Entries from a dataset of interfaces

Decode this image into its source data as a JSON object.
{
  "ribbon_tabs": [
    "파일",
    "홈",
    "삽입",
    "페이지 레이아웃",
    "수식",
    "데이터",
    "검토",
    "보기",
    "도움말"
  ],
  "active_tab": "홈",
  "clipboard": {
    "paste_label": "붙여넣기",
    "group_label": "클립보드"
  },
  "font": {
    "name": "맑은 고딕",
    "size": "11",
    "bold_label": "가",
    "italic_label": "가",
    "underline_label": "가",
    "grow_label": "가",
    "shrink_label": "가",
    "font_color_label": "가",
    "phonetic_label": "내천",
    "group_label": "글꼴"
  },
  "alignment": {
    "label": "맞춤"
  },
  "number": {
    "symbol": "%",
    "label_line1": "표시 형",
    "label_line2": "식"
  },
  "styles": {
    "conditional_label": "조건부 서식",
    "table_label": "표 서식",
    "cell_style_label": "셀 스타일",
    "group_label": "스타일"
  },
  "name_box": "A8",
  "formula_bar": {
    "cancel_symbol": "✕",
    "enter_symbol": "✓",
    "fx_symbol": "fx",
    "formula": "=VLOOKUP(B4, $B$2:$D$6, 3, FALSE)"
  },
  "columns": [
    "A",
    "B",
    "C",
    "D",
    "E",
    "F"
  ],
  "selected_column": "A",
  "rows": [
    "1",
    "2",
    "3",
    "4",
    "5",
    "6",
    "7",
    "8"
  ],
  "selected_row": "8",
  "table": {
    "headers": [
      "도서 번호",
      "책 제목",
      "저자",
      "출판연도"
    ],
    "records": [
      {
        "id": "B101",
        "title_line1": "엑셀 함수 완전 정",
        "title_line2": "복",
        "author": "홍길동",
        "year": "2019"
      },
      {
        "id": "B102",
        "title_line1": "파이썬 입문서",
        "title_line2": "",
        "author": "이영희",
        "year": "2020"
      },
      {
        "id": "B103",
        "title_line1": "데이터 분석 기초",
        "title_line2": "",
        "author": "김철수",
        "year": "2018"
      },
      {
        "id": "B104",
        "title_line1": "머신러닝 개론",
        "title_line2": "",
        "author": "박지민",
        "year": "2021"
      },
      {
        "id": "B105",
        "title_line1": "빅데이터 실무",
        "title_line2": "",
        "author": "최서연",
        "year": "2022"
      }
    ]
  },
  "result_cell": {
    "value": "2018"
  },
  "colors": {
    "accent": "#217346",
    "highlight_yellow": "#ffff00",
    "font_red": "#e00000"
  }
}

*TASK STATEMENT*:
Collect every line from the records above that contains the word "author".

*OUTPUT BELOW*:
        "author": "홍길동",
        "author": "이영희",
        "author": "김철수",
        "author": "박지민",
        "author": "최서연",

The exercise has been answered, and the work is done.